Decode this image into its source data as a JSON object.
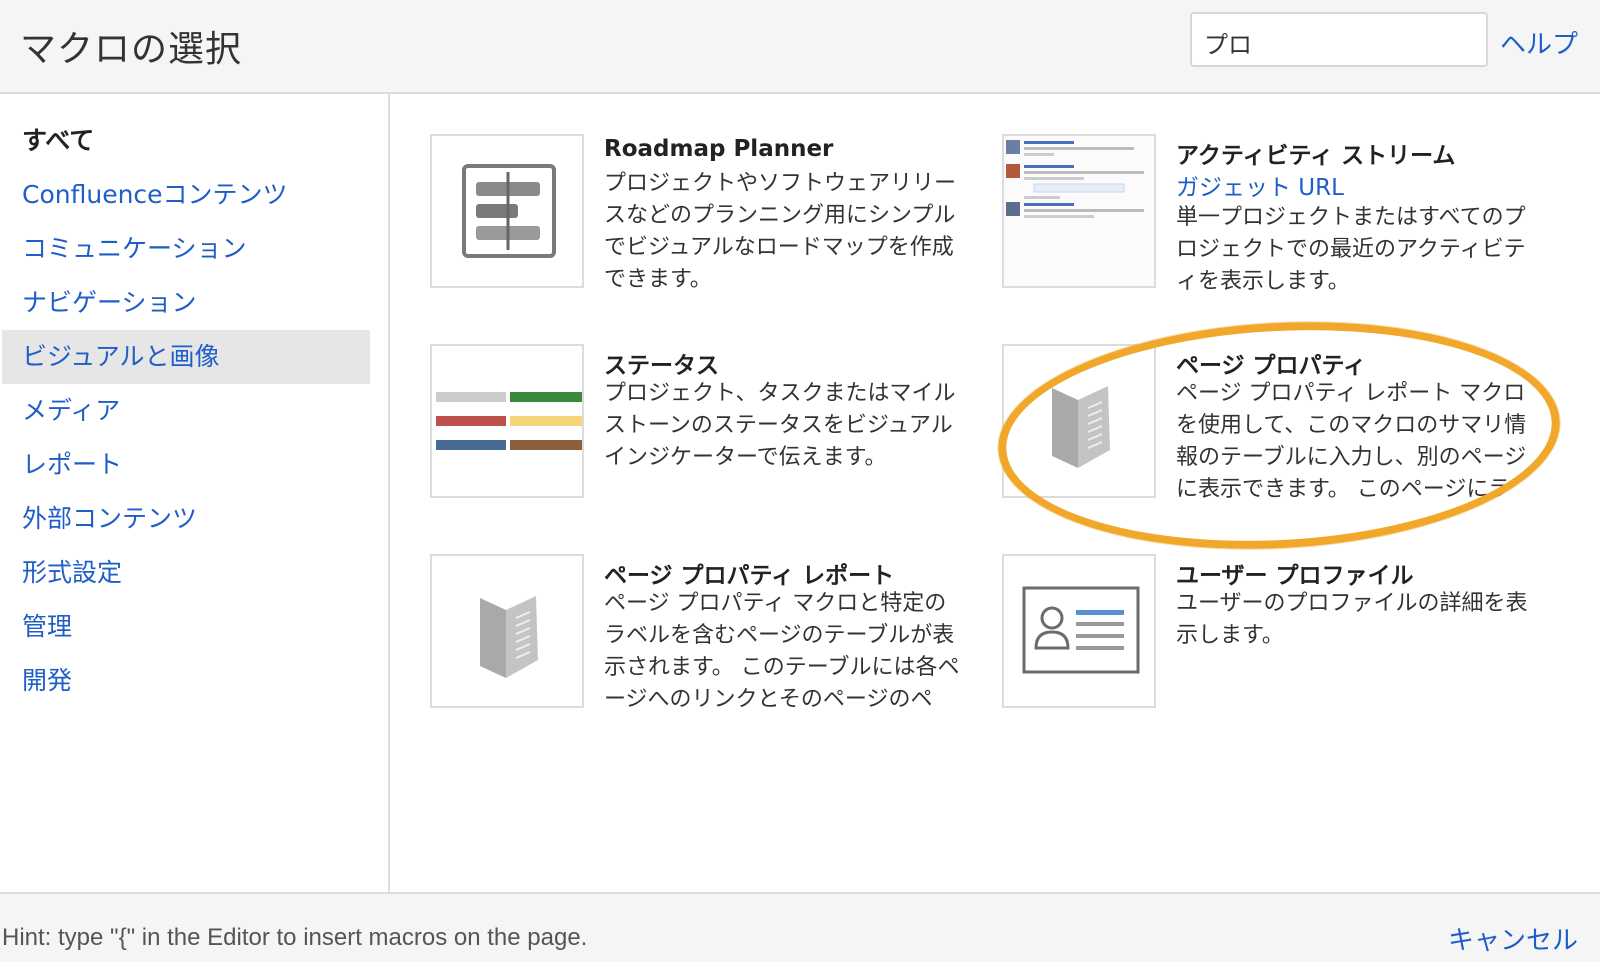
{
  "header": {
    "title": "マクロの選択",
    "search_value": "プロ",
    "help_label": "ヘルプ"
  },
  "sidebar": {
    "items": [
      {
        "label": "すべて"
      },
      {
        "label": "Confluenceコンテンツ"
      },
      {
        "label": "コミュニケーション"
      },
      {
        "label": "ナビゲーション"
      },
      {
        "label": "ビジュアルと画像",
        "selected": true
      },
      {
        "label": "メディア"
      },
      {
        "label": "レポート"
      },
      {
        "label": "外部コンテンツ"
      },
      {
        "label": "形式設定"
      },
      {
        "label": "管理"
      },
      {
        "label": "開発"
      }
    ]
  },
  "macros": [
    {
      "name": "Roadmap Planner",
      "description": "プロジェクトやソフトウェアリリースなどのプランニング用にシンプルでビジュアルなロードマップを作成できます。",
      "icon": "roadmap-icon"
    },
    {
      "name": "アクティビティ ストリーム",
      "subtitle": "ガジェット URL",
      "description": "単一プロジェクトまたはすべてのプロジェクトでの最近のアクティビティを表示します。",
      "icon": "activity-stream-thumbnail"
    },
    {
      "name": "ステータス",
      "description": "プロジェクト、タスクまたはマイルストーンのステータスをビジュアルインジケーターで伝えます。",
      "icon": "status-lozenges-icon"
    },
    {
      "name": "ページ プロパティ",
      "description": "ページ プロパティ レポート マクロを使用して、このマクロのサマリ情報のテーブルに入力し、別のページに表示できます。 このページにラ",
      "icon": "page-properties-icon",
      "highlighted": true
    },
    {
      "name": "ページ プロパティ レポート",
      "description": "ページ プロパティ マクロと特定のラベルを含むページのテーブルが表示されます。 このテーブルには各ページへのリンクとそのページのペ",
      "icon": "page-properties-report-icon"
    },
    {
      "name": "ユーザー プロファイル",
      "description": "ユーザーのプロファイルの詳細を表示します。",
      "icon": "user-profile-icon"
    }
  ],
  "colors": {
    "link": "#205ec7",
    "highlight": "#f0a72a",
    "status_grey": "#cccccc",
    "status_green": "#3b8a3b",
    "status_red": "#c0504d",
    "status_yellow": "#f6d57a",
    "status_blue": "#4a6a96",
    "status_brown": "#8b5e3c"
  },
  "footer": {
    "hint": "Hint: type \"{\" in the Editor to insert macros on the page.",
    "cancel_label": "キャンセル"
  }
}
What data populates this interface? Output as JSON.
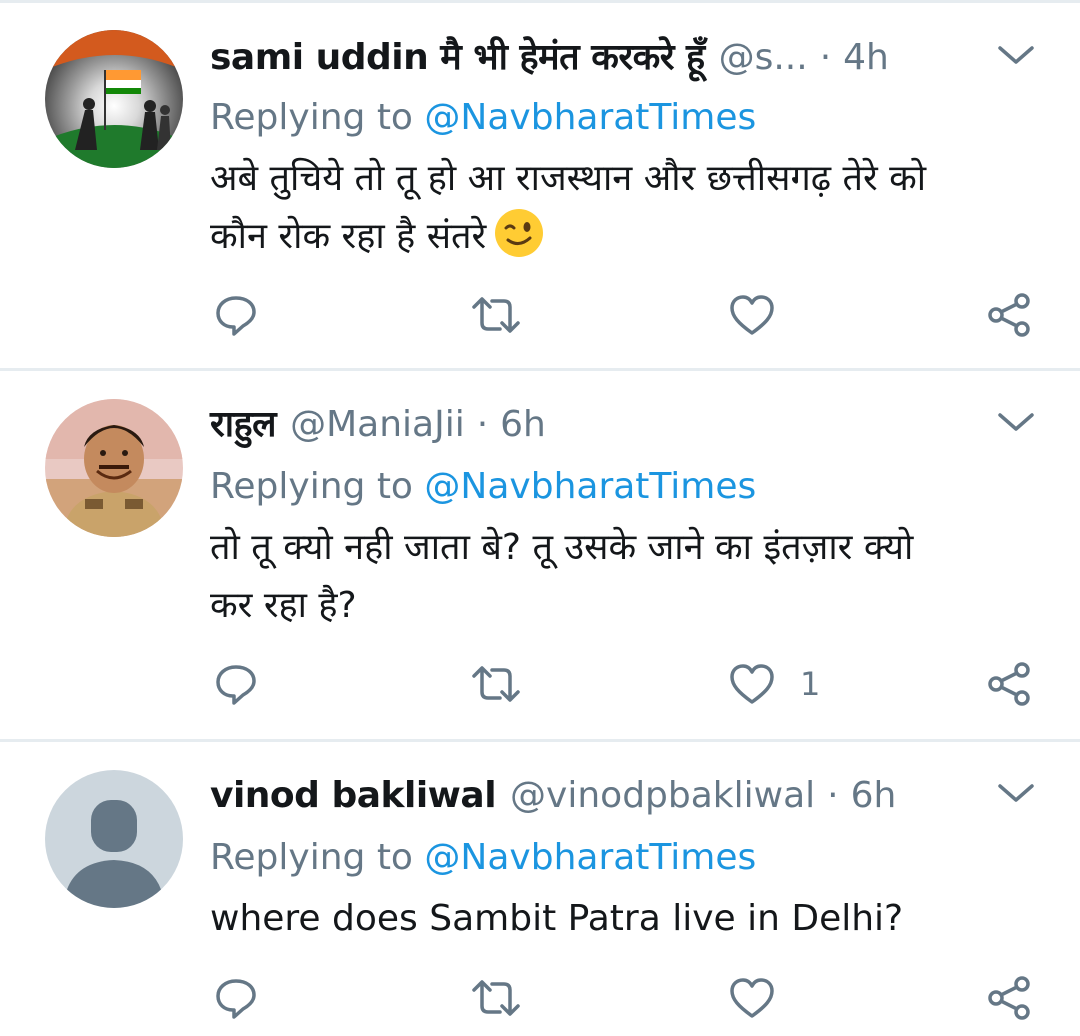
{
  "tweets": [
    {
      "display_name": "sami uddin मै भी हेमंत करकरे हूँ",
      "handle": "@s...",
      "separator": "·",
      "time": "4h",
      "reply_prefix": "Replying to",
      "reply_mention": "@NavbharatTimes",
      "text_line1": "अबे तुचिये तो तू हो आ राजस्थान और छत्तीसगढ़ तेरे को",
      "text_line2": "कौन रोक रहा है संतरे",
      "emoji": "winking-face-emoji",
      "avatar": "patriotic-flag-soldiers-avatar",
      "like_count": ""
    },
    {
      "display_name": "राहुल",
      "handle": "@ManiaJii",
      "separator": "·",
      "time": "6h",
      "reply_prefix": "Replying to",
      "reply_mention": "@NavbharatTimes",
      "text_line1": "तो तू क्यो नही जाता बे? तू उसके जाने का इंतज़ार क्यो",
      "text_line2": "कर रहा है?",
      "avatar": "man-in-uniform-avatar",
      "like_count": "1"
    },
    {
      "display_name": "vinod bakliwal",
      "handle": "@vinodpbakliwal",
      "separator": "·",
      "time": "6h",
      "reply_prefix": "Replying to",
      "reply_mention": "@NavbharatTimes",
      "text_line1": "where does Sambit Patra live in Delhi?",
      "avatar": "default-profile-avatar",
      "like_count": ""
    }
  ],
  "colors": {
    "text": "#14171a",
    "secondary": "#657786",
    "link": "#1b95e0",
    "divider": "#e6ecf0",
    "icon": "#657786"
  },
  "icons": [
    "reply-icon",
    "retweet-icon",
    "like-icon",
    "share-icon",
    "chevron-down-icon"
  ]
}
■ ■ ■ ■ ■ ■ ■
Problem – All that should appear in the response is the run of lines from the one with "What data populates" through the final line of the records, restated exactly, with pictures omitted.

Problem solution –
What data populates this interface? Output as JSON.
{
  "tweets": [
    {
      "display_name": "sami uddin मै भी हेमंत करकरे हूँ",
      "handle": "@s...",
      "separator": "·",
      "time": "4h",
      "reply_prefix": "Replying to",
      "reply_mention": "@NavbharatTimes",
      "text_line1": "अबे तुचिये तो तू हो आ राजस्थान और छत्तीसगढ़ तेरे को",
      "text_line2": "कौन रोक रहा है संतरे",
      "emoji": "winking-face-emoji",
      "avatar": "patriotic-flag-soldiers-avatar",
      "like_count": ""
    },
    {
      "display_name": "राहुल",
      "handle": "@ManiaJii",
      "separator": "·",
      "time": "6h",
      "reply_prefix": "Replying to",
      "reply_mention": "@NavbharatTimes",
      "text_line1": "तो तू क्यो नही जाता बे? तू उसके जाने का इंतज़ार क्यो",
      "text_line2": "कर रहा है?",
      "avatar": "man-in-uniform-avatar",
      "like_count": "1"
    },
    {
      "display_name": "vinod bakliwal",
      "handle": "@vinodpbakliwal",
      "separator": "·",
      "time": "6h",
      "reply_prefix": "Replying to",
      "reply_mention": "@NavbharatTimes",
      "text_line1": "where does Sambit Patra live in Delhi?",
      "avatar": "default-profile-avatar",
      "like_count": ""
    }
  ],
  "colors": {
    "text": "#14171a",
    "secondary": "#657786",
    "link": "#1b95e0",
    "divider": "#e6ecf0",
    "icon": "#657786"
  },
  "icons": [
    "reply-icon",
    "retweet-icon",
    "like-icon",
    "share-icon",
    "chevron-down-icon"
  ]
}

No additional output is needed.